→ Required work
Set down exactly the lines that run from the line with "Transcribe this image's" to the end of the data, and nothing else.

Source records
---*---

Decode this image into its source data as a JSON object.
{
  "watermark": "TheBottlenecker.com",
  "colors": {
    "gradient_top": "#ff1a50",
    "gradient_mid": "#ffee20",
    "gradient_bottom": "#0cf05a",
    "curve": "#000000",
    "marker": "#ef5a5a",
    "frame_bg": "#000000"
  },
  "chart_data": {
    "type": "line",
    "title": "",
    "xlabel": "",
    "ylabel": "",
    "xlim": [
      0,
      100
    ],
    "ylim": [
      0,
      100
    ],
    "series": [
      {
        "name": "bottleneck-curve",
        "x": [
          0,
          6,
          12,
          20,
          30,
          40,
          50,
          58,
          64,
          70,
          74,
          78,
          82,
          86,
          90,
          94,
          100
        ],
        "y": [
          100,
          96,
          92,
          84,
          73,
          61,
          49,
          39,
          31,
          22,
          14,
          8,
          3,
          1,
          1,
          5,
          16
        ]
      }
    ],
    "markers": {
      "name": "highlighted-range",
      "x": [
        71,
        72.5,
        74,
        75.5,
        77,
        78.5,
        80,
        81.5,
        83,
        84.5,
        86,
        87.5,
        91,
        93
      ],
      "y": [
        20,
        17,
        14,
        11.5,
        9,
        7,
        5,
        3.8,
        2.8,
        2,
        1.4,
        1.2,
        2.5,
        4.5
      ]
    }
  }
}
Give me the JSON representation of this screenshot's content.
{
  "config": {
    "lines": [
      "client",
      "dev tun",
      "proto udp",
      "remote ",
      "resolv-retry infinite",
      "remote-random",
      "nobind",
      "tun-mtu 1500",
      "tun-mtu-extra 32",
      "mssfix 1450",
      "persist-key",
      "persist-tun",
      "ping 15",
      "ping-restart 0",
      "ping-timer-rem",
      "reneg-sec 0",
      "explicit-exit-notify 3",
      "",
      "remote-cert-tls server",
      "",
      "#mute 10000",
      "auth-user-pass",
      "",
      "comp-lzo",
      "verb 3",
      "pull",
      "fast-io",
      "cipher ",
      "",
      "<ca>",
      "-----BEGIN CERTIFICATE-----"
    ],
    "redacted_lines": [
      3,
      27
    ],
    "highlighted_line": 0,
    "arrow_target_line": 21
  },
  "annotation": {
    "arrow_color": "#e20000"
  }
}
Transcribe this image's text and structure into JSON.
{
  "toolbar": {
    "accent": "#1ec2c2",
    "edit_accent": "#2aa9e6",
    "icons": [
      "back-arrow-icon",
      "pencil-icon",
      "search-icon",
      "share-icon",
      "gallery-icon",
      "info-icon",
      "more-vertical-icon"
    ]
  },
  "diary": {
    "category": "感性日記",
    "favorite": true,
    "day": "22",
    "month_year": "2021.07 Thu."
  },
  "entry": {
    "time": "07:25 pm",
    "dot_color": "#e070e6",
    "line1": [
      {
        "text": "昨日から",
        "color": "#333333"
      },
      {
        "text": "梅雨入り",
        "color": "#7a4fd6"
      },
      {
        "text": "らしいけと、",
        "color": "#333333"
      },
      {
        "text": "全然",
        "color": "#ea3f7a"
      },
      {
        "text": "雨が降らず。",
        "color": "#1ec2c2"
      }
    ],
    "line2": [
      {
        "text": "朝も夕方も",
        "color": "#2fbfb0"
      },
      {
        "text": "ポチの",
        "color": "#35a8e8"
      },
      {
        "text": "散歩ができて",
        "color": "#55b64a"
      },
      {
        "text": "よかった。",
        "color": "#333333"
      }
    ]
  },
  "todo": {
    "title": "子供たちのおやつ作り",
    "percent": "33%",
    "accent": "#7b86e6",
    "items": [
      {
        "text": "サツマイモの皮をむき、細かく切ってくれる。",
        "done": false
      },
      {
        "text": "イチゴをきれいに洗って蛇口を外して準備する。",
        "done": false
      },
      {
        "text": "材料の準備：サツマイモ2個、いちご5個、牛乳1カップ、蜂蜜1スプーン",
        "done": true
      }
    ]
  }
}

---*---

→ Output below
Transcribe this image's text and structure into JSON.
{
  "toolbar": {
    "accent": "#1ec2c2",
    "edit_accent": "#2aa9e6",
    "icons": [
      "back-arrow-icon",
      "pencil-icon",
      "search-icon",
      "share-icon",
      "gallery-icon",
      "info-icon",
      "more-vertical-icon"
    ]
  },
  "diary": {
    "category": "感性日記",
    "favorite": true,
    "day": "22",
    "month_year": "2021.07 Thu."
  },
  "entry": {
    "time": "07:25 pm",
    "dot_color": "#e070e6",
    "line1": [
      {
        "text": "昨日から",
        "color": "#333333"
      },
      {
        "text": "梅雨入り",
        "color": "#7a4fd6"
      },
      {
        "text": "らしいけと、",
        "color": "#333333"
      },
      {
        "text": "全然",
        "color": "#ea3f7a"
      },
      {
        "text": "雨が降らず。",
        "color": "#1ec2c2"
      }
    ],
    "line2": [
      {
        "text": "朝も夕方も",
        "color": "#2fbfb0"
      },
      {
        "text": "ポチの",
        "color": "#35a8e8"
      },
      {
        "text": "散歩ができて",
        "color": "#55b64a"
      },
      {
        "text": "よかった。",
        "color": "#333333"
      }
    ]
  },
  "todo": {
    "title": "子供たちのおやつ作り",
    "percent": "33%",
    "accent": "#7b86e6",
    "items": [
      {
        "text": "サツマイモの皮をむき、細かく切ってくれる。",
        "done": false
      },
      {
        "text": "イチゴをきれいに洗って蛇口を外して準備する。",
        "done": false
      },
      {
        "text": "材料の準備：サツマイモ2個、いちご5個、牛乳1カップ、蜂蜜1スプーン",
        "done": true
      }
    ]
  }
}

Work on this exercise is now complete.